Find out how many lines in the records have the string "from" in them, and state only that number.

** Opening Provided records block **

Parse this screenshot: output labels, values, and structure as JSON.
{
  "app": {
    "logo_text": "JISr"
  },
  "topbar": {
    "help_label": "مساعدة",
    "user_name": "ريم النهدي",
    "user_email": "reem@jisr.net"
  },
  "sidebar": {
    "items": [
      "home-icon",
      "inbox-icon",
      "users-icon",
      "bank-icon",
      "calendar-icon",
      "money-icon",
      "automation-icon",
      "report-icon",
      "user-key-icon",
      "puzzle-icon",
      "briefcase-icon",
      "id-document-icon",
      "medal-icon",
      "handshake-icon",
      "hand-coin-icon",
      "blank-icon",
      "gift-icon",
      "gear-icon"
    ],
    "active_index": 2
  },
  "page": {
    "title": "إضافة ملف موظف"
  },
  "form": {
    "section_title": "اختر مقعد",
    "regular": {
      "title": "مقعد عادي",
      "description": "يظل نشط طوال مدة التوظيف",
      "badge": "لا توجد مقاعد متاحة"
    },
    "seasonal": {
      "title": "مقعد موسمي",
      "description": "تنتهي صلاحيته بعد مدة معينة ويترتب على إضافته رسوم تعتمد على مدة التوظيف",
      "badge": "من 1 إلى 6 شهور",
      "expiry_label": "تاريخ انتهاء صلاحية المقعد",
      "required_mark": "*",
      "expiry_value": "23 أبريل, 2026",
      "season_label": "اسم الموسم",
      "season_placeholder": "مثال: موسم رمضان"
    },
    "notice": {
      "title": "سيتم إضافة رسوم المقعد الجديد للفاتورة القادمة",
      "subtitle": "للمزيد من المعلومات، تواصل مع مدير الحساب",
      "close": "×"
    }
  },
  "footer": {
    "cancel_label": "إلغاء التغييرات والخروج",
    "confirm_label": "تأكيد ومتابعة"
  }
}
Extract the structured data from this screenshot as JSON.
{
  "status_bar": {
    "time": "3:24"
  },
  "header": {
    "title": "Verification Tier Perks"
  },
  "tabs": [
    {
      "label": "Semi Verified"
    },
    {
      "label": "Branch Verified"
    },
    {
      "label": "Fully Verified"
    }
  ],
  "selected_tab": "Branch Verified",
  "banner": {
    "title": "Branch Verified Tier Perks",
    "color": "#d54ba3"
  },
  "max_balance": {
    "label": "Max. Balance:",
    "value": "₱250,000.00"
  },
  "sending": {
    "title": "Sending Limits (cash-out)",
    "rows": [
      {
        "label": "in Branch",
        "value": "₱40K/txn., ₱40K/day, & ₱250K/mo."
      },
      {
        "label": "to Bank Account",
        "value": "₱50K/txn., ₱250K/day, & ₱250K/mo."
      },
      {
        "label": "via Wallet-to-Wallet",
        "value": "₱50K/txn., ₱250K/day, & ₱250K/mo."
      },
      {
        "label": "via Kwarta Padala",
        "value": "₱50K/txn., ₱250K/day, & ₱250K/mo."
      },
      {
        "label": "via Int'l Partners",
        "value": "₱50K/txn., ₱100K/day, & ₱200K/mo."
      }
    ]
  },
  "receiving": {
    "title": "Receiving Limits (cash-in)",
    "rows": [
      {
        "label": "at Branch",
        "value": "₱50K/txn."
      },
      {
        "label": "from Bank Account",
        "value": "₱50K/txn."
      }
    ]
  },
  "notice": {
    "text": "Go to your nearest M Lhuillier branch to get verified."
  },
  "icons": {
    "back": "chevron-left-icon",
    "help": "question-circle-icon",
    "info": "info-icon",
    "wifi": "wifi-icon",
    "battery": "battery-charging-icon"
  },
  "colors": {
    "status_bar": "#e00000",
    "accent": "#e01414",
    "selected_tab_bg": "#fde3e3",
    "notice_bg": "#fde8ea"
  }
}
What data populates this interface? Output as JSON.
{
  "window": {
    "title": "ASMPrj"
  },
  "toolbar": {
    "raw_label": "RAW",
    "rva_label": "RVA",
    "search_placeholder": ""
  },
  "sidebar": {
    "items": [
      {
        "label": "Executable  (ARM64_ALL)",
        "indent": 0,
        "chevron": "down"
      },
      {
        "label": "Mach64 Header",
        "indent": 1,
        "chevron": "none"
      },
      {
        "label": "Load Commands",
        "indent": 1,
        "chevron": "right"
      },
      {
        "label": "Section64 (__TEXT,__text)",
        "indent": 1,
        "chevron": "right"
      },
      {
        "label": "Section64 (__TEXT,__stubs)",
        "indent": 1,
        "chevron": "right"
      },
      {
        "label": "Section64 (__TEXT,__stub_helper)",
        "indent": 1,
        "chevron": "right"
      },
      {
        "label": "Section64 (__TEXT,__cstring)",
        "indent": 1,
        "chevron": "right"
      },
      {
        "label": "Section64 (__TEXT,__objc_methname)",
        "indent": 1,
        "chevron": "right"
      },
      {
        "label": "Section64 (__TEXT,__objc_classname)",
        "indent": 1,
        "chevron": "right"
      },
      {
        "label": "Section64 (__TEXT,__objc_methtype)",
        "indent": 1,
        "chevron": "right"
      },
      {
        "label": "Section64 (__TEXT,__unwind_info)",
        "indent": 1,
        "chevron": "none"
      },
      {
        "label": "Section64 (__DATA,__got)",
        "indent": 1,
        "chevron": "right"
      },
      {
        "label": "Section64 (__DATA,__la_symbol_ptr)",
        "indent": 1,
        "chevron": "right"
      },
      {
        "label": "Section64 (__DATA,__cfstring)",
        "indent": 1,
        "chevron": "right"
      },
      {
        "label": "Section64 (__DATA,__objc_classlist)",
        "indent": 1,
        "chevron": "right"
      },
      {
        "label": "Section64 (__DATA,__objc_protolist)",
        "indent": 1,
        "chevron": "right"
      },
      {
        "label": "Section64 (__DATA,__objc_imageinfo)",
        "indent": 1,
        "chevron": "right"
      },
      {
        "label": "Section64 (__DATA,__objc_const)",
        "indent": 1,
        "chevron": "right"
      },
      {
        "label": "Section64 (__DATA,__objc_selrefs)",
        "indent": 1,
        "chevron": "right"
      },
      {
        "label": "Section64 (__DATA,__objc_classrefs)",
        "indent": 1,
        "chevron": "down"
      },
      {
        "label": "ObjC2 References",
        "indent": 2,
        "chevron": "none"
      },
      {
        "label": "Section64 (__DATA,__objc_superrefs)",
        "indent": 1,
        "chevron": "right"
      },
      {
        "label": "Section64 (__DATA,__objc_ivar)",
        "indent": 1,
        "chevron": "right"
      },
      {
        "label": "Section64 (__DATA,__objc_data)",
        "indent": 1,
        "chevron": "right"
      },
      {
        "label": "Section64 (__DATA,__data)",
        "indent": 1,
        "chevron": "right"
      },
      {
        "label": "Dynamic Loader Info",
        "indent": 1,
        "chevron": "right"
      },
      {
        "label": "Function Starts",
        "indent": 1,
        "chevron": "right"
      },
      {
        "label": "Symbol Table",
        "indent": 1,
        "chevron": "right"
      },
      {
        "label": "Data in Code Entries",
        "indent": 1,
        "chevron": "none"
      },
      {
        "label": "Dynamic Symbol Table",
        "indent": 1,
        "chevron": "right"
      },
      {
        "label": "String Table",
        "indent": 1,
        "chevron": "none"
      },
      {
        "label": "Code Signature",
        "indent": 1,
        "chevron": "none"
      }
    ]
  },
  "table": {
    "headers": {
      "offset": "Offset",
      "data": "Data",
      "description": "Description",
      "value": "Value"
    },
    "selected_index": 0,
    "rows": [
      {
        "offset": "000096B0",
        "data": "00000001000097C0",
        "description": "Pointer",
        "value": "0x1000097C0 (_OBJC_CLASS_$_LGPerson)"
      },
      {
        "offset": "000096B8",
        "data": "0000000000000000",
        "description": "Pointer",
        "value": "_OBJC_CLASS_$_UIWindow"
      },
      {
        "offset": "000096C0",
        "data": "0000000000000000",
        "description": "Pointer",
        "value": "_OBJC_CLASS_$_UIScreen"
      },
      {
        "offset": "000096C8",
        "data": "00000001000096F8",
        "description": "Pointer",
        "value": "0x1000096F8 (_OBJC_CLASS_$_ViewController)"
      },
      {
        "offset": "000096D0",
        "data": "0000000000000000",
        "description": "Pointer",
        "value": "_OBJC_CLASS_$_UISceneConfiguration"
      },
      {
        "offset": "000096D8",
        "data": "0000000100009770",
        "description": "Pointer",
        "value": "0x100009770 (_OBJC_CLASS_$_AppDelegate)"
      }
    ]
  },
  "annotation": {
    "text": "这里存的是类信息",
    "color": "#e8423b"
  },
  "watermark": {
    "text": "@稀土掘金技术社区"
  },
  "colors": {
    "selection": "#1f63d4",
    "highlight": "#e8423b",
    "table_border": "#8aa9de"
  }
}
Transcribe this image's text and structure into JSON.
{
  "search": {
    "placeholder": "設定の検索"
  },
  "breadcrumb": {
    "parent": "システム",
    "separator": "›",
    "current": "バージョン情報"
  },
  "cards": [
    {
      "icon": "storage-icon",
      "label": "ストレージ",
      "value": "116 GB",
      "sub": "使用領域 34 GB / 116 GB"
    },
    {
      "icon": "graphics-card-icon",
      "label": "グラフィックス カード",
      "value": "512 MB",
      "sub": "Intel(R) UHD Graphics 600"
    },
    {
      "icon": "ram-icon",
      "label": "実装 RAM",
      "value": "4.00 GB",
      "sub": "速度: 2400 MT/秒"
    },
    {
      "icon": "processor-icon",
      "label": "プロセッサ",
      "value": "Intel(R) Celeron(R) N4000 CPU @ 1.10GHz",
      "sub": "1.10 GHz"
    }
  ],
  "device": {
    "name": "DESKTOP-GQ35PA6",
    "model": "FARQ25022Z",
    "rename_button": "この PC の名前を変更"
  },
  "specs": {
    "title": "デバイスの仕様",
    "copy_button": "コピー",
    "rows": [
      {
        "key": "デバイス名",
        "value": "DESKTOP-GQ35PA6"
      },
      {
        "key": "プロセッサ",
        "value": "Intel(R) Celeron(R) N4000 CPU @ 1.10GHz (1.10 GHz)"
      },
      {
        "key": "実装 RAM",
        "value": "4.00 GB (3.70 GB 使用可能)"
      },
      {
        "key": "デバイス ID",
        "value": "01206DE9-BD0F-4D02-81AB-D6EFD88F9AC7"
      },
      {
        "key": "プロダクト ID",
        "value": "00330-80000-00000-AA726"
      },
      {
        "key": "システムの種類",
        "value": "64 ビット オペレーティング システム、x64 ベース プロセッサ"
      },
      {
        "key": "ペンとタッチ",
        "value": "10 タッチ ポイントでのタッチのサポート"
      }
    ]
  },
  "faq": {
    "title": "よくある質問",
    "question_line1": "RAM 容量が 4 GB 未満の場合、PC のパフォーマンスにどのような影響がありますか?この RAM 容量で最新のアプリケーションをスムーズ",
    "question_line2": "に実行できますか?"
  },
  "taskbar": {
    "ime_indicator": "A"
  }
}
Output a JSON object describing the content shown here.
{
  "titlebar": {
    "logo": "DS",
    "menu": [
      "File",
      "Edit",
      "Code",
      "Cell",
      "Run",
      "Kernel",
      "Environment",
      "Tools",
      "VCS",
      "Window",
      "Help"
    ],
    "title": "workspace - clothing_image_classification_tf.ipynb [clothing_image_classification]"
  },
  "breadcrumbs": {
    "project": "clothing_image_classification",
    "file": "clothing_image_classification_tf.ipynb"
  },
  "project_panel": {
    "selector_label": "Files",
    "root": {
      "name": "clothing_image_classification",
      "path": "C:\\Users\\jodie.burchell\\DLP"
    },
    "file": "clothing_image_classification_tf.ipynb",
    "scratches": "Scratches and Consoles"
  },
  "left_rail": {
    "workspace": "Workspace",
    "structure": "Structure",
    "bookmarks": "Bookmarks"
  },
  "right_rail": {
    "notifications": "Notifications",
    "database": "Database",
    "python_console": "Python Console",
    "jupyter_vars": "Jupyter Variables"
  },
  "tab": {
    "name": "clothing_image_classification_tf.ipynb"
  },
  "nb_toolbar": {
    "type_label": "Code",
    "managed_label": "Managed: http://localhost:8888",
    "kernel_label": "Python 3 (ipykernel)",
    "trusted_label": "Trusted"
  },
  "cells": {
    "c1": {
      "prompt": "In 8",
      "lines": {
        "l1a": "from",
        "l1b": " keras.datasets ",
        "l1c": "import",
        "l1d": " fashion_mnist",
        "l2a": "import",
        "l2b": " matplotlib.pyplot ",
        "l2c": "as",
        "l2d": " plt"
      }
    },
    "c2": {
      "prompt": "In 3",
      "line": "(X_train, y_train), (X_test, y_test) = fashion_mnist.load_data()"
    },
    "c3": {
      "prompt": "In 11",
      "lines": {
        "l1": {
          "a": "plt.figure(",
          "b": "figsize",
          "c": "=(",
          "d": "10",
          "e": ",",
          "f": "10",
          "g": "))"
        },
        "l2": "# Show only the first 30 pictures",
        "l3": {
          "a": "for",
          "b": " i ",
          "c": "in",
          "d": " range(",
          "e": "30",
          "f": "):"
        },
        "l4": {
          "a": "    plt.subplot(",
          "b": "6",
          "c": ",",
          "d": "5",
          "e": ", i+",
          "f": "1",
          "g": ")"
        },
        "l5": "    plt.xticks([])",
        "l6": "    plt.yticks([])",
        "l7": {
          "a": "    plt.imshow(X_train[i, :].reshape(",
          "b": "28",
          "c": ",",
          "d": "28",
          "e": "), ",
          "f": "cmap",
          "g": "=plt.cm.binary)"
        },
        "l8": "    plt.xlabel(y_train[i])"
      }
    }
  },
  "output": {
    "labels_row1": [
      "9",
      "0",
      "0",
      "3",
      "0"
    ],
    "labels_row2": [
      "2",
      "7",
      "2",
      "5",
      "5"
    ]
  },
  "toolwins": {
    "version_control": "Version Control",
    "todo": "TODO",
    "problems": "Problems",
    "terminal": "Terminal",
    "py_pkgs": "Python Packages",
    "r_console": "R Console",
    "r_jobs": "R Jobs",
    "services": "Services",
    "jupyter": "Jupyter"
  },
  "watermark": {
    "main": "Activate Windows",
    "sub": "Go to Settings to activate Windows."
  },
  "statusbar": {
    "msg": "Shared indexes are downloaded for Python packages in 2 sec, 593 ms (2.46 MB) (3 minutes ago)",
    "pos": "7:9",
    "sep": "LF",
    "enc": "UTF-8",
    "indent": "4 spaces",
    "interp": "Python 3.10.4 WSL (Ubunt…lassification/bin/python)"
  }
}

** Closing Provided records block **

## [Written solution]
3